Think about the competencies law firms look for: if the rest of your CV is lacking evidence of teamworking, for instance, make sure you demonstrate your involvement with any teams or committees in this section. If genuine mitigating circumstances, such as a serious illness, have reduced your free time to get involved in extra-curricular activities, make sure you declare your extenuating circumstances in your covering letter or application form.
Most student lawyers have a very similar background. Try to get some alternative experiences that make you stand out from the crowd on your CV. One graduate recruiter was impressed by a candidate who was the treasurer of her university belly dancing society; another recruiter I spoke to used the example of an applicant whose experience as a landscape gardener (which sometimes involved ‘12 hours digging in the rain’) showed he had the stamina to work long days at a commercial law firm if needed.
Remember your reader: professionalism is essential to the legal sector and you can show just how clearly you understand this through your language and your approach to applications. Some recruitment sectors value creativity as part of their application process and may reward candidates who send CVs printed on a wine bottle, but such an approach will not impress legal recruiters. Aim for a professional tone and avoid using humour in your CV.

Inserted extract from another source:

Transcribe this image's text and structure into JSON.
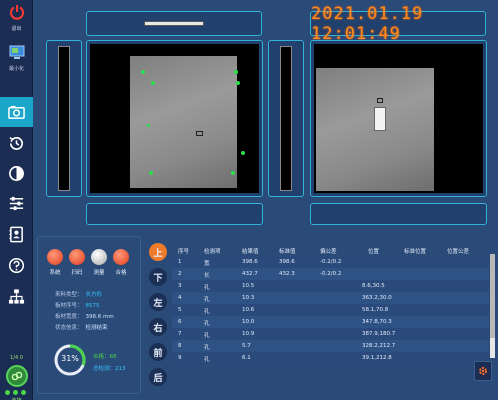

Concentrate on what you have to offer, not on what your CV/background/education lacks. It often comes down to confidence. ‘Don't be put off if the most polished, well connected or intelligent student on your university course has failed to get a vacation scheme or training contract place,’ reassures a Freshfields recruiter. ‘He or she may have been rejected for a whole host of reasons. Concentrate on what you have to offer.’
‘There's an assumption that candidates need to be captain of the university netball team or have a first class degree to get a training contract with a magic circle firm, but I see plenty of people with a good 2.1 and bags of motivation for a career in law get offers from us. Motivation is key,’ points out the head of graduate recruitment at Freshfields Bruckhaus Deringer. ‘My advice to anyone with plenty of motivation, a solid range of skills and experience is to go for it: you're in with a reasonable chance.’
Once you’ve put your CV and covering letter together, don’t be tempted to rush it off. Around 80% of candidates don’t get past the paper application stage so you need to make sure you don’t fall at the first hurdle unnecessarily due to grammatical or spelling errors – remember that solicitors need excellent written communication skills and attention to detail. Ask either a friend, family member or university careers adviser to check over your CV and covering letter before sending it off – an extra pair of eyes is invaluable.